The Times should have also noted that the classified documents lifted by Berger just happened to be ones dealing with the millennium attacks-which seems coincidental at the very least.
For the full story on the 9/11 report from Johnston and Jehl, click here.
" Al Qaeda | Sandy Berger | George W. Bush | Bill Clinton | Iraq War | Douglas Jehl | David Johnston | Terrorism
Times Again Tries to Minimize Iraq-Al Qaeda Ties
Intelligence reporter Douglas Jehl's sidebar article to the paper's big 9/11 report coverage insists: "The Sept. 11 commission said that it had found no evidence that Iraq, Iran or Saudi Arabia knowingly provided operational or financial support to Al Qaeda in advance of the attacks, but it called for further investigation of the relationship between Iran and Al Qaeda. For the most part, the conclusion effectively absolves all three governments from allegations of complicity in the attacks. In particular, it finds no indication that contacts between Iraq and Al Qaeda in the 1990's 'ever developed into a collaborative operational relationship,' a conclusion very different in tone from assertions by Vice President Dick Cheney and other Bush administration officials."
Yet while a preliminary commission report claimed to find "no collaborative relationship" between Iraq and al-Qaeda, the final report clarifies that the commission found no "collaborative operational relationship," which raises the bar considerably. And, as journalist Byron York notes today, the final report goes into much further detail about the ties between Iraq and Al Qaeda, a fact Jehl fails to acknowledge. The larger question: Now that the commission has had its final say on the Iraq-Al Qaeda connection, will the Times' previously dismissive reporting be corrected to reflect the new knowledge?

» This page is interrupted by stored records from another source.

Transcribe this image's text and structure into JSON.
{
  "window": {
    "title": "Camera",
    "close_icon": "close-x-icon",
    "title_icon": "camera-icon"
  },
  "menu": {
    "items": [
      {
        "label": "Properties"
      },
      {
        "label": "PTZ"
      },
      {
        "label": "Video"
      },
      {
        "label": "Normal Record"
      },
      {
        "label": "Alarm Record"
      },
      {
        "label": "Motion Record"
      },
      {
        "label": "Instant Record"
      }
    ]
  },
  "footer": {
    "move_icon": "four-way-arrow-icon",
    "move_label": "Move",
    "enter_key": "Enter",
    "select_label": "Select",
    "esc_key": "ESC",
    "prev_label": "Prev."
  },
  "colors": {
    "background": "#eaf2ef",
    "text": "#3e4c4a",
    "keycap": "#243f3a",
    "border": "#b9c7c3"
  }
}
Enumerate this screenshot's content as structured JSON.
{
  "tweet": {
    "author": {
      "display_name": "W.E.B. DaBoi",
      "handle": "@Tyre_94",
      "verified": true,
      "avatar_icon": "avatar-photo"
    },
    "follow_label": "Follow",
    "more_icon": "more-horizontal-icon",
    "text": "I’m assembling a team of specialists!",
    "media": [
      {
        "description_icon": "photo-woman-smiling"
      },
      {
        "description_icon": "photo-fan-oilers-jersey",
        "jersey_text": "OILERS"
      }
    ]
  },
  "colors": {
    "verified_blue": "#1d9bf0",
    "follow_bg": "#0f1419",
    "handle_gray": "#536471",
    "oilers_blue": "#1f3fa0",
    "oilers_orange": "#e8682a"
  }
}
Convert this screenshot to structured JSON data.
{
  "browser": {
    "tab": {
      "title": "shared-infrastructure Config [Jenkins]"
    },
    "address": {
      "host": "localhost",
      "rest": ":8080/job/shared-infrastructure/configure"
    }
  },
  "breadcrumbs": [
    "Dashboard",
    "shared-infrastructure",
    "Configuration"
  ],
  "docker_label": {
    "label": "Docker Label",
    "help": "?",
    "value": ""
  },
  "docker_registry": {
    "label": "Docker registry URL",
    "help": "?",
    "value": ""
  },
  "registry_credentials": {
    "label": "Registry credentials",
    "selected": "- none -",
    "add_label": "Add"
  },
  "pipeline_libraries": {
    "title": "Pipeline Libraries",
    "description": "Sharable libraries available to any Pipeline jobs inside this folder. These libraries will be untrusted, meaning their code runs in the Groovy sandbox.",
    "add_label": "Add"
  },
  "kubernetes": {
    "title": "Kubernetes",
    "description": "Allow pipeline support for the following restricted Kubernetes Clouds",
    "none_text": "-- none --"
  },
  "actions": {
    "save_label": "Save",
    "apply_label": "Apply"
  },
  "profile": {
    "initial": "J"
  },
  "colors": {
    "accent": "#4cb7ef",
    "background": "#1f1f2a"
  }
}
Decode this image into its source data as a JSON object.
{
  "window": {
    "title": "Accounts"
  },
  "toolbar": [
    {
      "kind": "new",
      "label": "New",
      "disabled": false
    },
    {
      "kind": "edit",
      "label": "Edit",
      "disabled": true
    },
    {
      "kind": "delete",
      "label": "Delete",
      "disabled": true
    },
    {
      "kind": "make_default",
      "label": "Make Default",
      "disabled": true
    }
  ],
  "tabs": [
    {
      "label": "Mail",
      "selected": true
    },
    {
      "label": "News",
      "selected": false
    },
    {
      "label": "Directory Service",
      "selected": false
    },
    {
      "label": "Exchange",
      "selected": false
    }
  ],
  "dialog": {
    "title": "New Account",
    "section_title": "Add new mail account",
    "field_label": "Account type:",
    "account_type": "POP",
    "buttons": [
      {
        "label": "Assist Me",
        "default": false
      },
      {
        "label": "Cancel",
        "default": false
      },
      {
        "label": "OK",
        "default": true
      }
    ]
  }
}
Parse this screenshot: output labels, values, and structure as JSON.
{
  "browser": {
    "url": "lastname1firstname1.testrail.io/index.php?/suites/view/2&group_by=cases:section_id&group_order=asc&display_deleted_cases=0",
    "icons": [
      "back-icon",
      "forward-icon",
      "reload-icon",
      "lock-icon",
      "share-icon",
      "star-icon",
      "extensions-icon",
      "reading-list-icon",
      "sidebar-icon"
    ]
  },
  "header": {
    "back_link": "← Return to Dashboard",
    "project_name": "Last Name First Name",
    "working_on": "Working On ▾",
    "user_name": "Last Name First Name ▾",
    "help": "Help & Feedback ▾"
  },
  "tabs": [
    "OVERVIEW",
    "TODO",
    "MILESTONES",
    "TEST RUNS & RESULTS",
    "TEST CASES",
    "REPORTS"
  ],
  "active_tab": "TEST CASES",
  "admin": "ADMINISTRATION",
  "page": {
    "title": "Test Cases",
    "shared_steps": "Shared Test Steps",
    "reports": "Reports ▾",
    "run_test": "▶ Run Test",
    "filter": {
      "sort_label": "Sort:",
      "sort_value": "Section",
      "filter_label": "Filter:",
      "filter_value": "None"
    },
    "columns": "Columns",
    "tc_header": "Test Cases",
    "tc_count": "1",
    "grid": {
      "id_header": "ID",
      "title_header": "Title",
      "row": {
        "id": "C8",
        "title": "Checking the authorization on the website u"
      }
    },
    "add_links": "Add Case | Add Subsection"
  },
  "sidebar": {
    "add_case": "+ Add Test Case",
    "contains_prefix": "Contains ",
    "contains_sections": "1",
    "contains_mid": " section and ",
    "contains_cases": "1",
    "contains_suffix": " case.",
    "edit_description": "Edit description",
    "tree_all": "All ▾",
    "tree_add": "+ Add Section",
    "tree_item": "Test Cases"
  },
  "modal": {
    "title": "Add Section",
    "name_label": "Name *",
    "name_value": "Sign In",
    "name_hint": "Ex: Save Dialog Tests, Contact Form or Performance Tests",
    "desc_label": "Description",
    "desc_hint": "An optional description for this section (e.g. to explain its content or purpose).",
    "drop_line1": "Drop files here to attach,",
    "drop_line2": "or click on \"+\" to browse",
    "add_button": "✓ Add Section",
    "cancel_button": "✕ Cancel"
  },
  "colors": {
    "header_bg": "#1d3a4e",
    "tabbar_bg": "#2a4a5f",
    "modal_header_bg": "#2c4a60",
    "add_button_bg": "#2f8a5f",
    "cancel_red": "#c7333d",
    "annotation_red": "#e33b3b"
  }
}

For the full set of sidebar stories on the 9/11 report, including Jehl's take, click here.
" Al Qaeda | Iraq War | Douglas Jehl | Terrorism